Superannuation AFCA law change

Federal Treasury has called for public feedback on a legal amendment that would enable the Australian Financial Complaints Authority (AFCA) to adjudicate on a broader range of superannuation complaints.

The proposed amendment would introduce a slight change in the wording – but a significant change in scope – to the current law, enabling complaints to be lodged against a superannuation provider “even if [it] does not meet the definition of a superannuation complaint”.

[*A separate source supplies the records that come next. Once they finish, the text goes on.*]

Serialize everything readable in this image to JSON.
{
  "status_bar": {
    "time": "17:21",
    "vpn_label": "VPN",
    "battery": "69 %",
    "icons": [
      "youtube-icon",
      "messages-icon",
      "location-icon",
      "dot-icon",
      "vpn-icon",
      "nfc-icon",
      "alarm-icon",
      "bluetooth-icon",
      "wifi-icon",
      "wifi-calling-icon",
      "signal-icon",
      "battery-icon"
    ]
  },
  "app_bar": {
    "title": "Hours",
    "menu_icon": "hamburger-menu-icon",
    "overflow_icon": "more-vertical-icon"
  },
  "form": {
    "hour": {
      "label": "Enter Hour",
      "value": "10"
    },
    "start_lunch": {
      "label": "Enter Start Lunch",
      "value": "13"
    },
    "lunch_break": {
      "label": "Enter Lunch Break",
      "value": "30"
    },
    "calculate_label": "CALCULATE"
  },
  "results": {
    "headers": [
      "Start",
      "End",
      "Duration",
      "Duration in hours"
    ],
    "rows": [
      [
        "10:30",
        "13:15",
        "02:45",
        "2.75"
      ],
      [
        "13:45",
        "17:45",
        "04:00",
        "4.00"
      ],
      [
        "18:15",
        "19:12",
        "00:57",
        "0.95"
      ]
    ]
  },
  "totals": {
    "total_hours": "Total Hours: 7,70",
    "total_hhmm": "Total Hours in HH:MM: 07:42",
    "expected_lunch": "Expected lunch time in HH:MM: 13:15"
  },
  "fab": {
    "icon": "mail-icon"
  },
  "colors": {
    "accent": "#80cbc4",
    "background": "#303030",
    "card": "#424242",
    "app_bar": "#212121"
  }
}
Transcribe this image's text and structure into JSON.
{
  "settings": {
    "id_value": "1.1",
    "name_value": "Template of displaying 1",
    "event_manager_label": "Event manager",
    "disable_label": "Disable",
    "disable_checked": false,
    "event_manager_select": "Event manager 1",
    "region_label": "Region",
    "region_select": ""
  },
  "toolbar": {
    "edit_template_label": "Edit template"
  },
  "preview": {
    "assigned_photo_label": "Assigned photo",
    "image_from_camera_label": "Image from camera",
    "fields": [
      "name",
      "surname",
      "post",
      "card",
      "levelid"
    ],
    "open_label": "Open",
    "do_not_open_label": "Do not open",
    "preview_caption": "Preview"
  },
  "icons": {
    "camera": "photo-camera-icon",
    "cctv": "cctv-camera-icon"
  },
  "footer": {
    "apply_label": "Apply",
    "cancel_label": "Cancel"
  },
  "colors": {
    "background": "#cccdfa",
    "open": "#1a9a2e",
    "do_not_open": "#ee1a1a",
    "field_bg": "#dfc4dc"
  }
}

As the law stands, “a complaint relating to superannuation may only be made to AFCA if it meets the definition of a superannuation complaint” – meaning that, for instance, AFCA would not be able to pursue a complaint levelled against a third party attached to a super fund, such as a life insurer and its policies, if the complaint is lodged against the super fund.

AFCA’s oversight of complaints made against superannuation providers is governed by Section 1053 of the Corporations Act, which means that a complaint can only be reviewed by the complaints authority if it falls strictly within one of the categories identified within the subsection.

This, Treasury noted in its explanatory memorandum on the amendment, “is contrary to the original policy intent”.

“The policy intent of Division 3 of Part 7.10A [External Dispute Resolution] of the Corporations Act is to provide AFCA with additional statutory powers to manage superannuation-related complaints effectively. It is not intended to limit the complaints that may be brought under the AFCA scheme,” Treasury wrote in its exposure draft.

The jurisdictional black spot was exposed after a Federal Court finding in October last year (in the case MetLife v AFCA [2022] FCAFC 173) which found AFCA lacked the authority to determine an original complaint relating to a life insurance policy within a superannuation fund, as it “did not satisfy any” of subsections of 1053.

The Court found that “AFCA does not have the authority to determine a ‘complaint relating to superannuation’ that falls outside the ambit” of subsection 1053.

Treasury noted in its exposure draft that the MetLife decision “has led to AFCA being unable to consider certain complaints about insurance policies held inside superannuation which it would otherwise be able to determine”.

AFCA serves as an external dispute resolution scheme for consumers unable to resolve complaints with member financial services organisations.

All Australian financial services licensees, Australian credit licensees, authorised credit representatives and superannuation trustees are required to be members of AFCA.

Since launching in 2018, merging several separate financial complaints authorities (including the Financial Ombudsman Service (FOS), the Credit and Investments Ombudsman, and the Superannuation Complaints Tribunal), AFCA has received more than 300,000 complaints – an average of 200 complaints a day – and has secured more than $900 million in compensation and refunds.

Last calendar year, AFCA received upwards of 5,600 complaints directed specifically at the superannuation sector, up 11 per cent on the previous year. This represents around 7.7 per cent of all complaints received by AFCA , totalling 72,358 complaints lodged in the 2022 calendar year.

Submissions for the consultation close on 16 June 2023.